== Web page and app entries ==
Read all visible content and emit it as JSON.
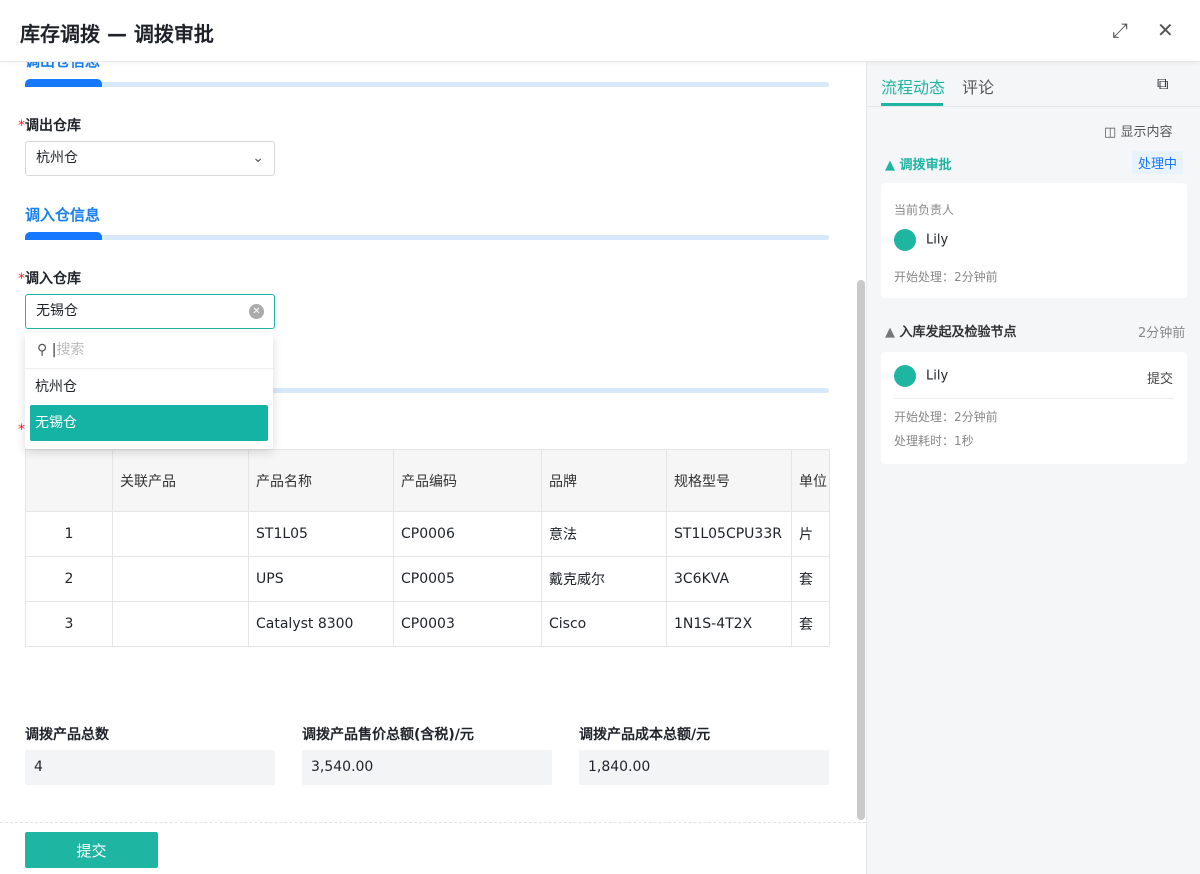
{
  "window": {
    "title": "库存调拨 — 调拨审批"
  },
  "form": {
    "out_section": "调出仓信息",
    "out_label": "调出仓库",
    "out_value": "杭州仓",
    "in_section": "调入仓信息",
    "in_label": "调入仓库",
    "in_value": "无锡仓",
    "dropdown": {
      "placeholder": "搜索",
      "options": [
        "杭州仓",
        "无锡仓"
      ],
      "selected": "无锡仓"
    },
    "required_mark": "*"
  },
  "table": {
    "columns": [
      "关联产品",
      "产品名称",
      "产品编码",
      "品牌",
      "规格型号",
      "单位"
    ],
    "rows": [
      {
        "idx": "1",
        "rel": "",
        "name": "ST1L05",
        "code": "CP0006",
        "brand": "意法",
        "spec": "ST1L05CPU33R",
        "unit": "片"
      },
      {
        "idx": "2",
        "rel": "",
        "name": "UPS",
        "code": "CP0005",
        "brand": "戴克威尔",
        "spec": "3C6KVA",
        "unit": "套"
      },
      {
        "idx": "3",
        "rel": "",
        "name": "Catalyst 8300",
        "code": "CP0003",
        "brand": "Cisco",
        "spec": "1N1S-4T2X",
        "unit": "套"
      }
    ]
  },
  "summary": [
    {
      "label": "调拨产品总数",
      "value": "4"
    },
    {
      "label": "调拨产品售价总额(含税)/元",
      "value": "3,540.00"
    },
    {
      "label": "调拨产品成本总额/元",
      "value": "1,840.00"
    }
  ],
  "footer": {
    "submit": "提交"
  },
  "side": {
    "tabs": [
      "流程动态",
      "评论"
    ],
    "show_content": "显示内容",
    "node1": {
      "title": "调拨审批",
      "status": "处理中",
      "owner_label": "当前负责人",
      "user": "Lily",
      "start": "开始处理：2分钟前"
    },
    "node2": {
      "title": "入库发起及检验节点",
      "time": "2分钟前",
      "user": "Lily",
      "action": "提交",
      "start": "开始处理：2分钟前",
      "duration": "处理耗时：1秒"
    }
  },
  "colors": {
    "accent": "#1fb5a3",
    "blue": "#1677ff"
  }
}
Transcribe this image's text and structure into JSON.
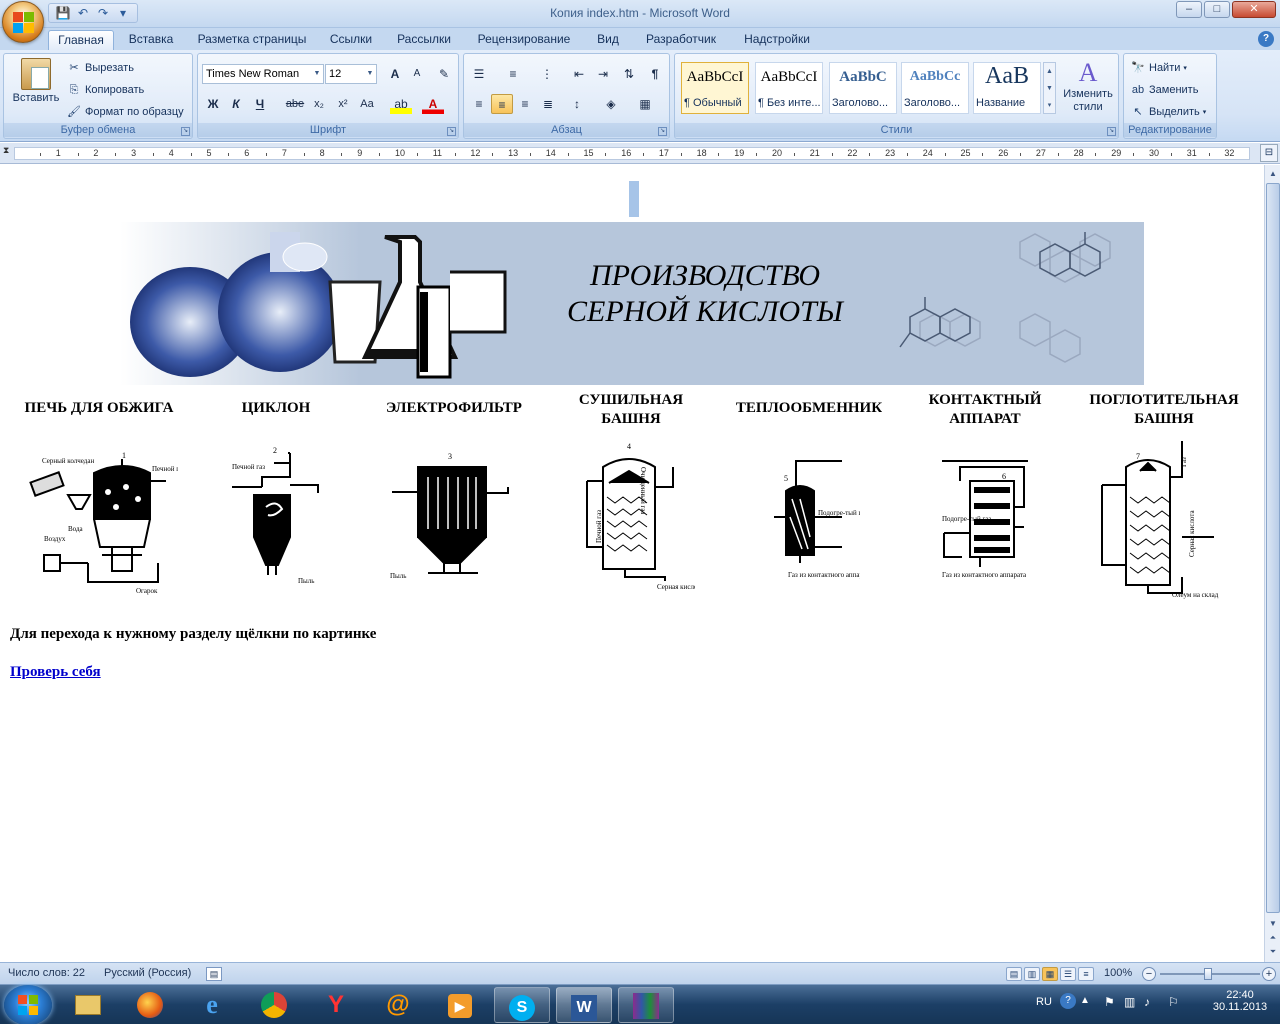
{
  "window": {
    "title": "Копия index.htm - Microsoft Word",
    "controls": {
      "minimize": "–",
      "maximize": "□",
      "close": "✕"
    }
  },
  "qat": {
    "icons": [
      "save-icon",
      "undo-icon",
      "redo-icon",
      "customize-icon"
    ]
  },
  "tabs": [
    "Главная",
    "Вставка",
    "Разметка страницы",
    "Ссылки",
    "Рассылки",
    "Рецензирование",
    "Вид",
    "Разработчик",
    "Надстройки"
  ],
  "ribbon": {
    "clipboard": {
      "label": "Буфер обмена",
      "paste": "Вставить",
      "cut": "Вырезать",
      "copy": "Копировать",
      "format_painter": "Формат по образцу"
    },
    "font": {
      "label": "Шрифт",
      "family": "Times New Roman",
      "size": "12",
      "bold": "Ж",
      "italic": "К",
      "underline": "Ч",
      "strike": "abe",
      "sub": "x₂",
      "sup": "x²",
      "case": "Aa",
      "grow": "A",
      "shrink": "A"
    },
    "paragraph": {
      "label": "Абзац"
    },
    "styles": {
      "label": "Стили",
      "items": [
        {
          "sample": "AaBbCcI",
          "name": "¶ Обычный"
        },
        {
          "sample": "AaBbCcI",
          "name": "¶ Без инте..."
        },
        {
          "sample": "AaBbC",
          "name": "Заголово..."
        },
        {
          "sample": "AaBbCc",
          "name": "Заголово..."
        },
        {
          "sample": "AaB",
          "name": "Название"
        }
      ],
      "change": "Изменить стили"
    },
    "editing": {
      "label": "Редактирование",
      "find": "Найти",
      "replace": "Заменить",
      "select": "Выделить"
    }
  },
  "ruler": {
    "ticks": [
      "1",
      "2",
      "3",
      "4",
      "5",
      "6",
      "7",
      "8",
      "9",
      "10",
      "11",
      "12",
      "13",
      "14",
      "15",
      "16",
      "17",
      "18",
      "19",
      "20",
      "21",
      "22",
      "23",
      "24",
      "25",
      "26",
      "27",
      "28",
      "29",
      "30",
      "31",
      "32"
    ]
  },
  "document": {
    "banner_title_line1": "ПРОИЗВОДСТВО",
    "banner_title_line2": "СЕРНОЙ КИСЛОТЫ",
    "equipment": [
      {
        "label": "ПЕЧЬ ДЛЯ ОБЖИГА",
        "num": "1",
        "notes": [
          "Серный колчедан",
          "Печной газ",
          "Вода",
          "Воздух",
          "Огарок"
        ]
      },
      {
        "label": "ЦИКЛОН",
        "num": "2",
        "notes": [
          "Печной газ",
          "Пыль"
        ]
      },
      {
        "label": "ЭЛЕКТРОФИЛЬТР",
        "num": "3",
        "notes": [
          "Пыль"
        ]
      },
      {
        "label": "СУШИЛЬНАЯ БАШНЯ",
        "num": "4",
        "notes": [
          "Печной газ",
          "Очищенный газ",
          "Серная кислота"
        ]
      },
      {
        "label": "ТЕПЛООБМЕННИК",
        "num": "5",
        "notes": [
          "Подогре-тый газ",
          "Газ из контактного аппарата"
        ]
      },
      {
        "label": "КОНТАКТНЫЙ АППАРАТ",
        "num": "6",
        "notes": [
          "Подогре-тый газ",
          "Газ из контактного аппарата"
        ]
      },
      {
        "label": "ПОГЛОТИТЕЛЬНАЯ БАШНЯ",
        "num": "7",
        "notes": [
          "Газ",
          "Серная кислота",
          "Олеум на склад"
        ]
      }
    ],
    "instruction": "Для перехода к нужному разделу щёлкни по картинке",
    "check_link": "Проверь себя"
  },
  "status": {
    "words": "Число слов: 22",
    "language": "Русский (Россия)",
    "zoom": "100%"
  },
  "taskbar": {
    "tray_lang": "RU",
    "time": "22:40",
    "date": "30.11.2013"
  },
  "colors": {
    "ribbon_bg": "#d6e4f6",
    "banner_bg": "#b6c6db",
    "link": "#0000cc",
    "selected_button": "#f8c35a"
  }
}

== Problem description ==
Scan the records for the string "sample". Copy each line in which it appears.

== Solution ==
          "sample": "AaBbCcI",
          "sample": "AaBbCcI",
          "sample": "AaBbC",
          "sample": "AaBbCc",
          "sample": "AaB",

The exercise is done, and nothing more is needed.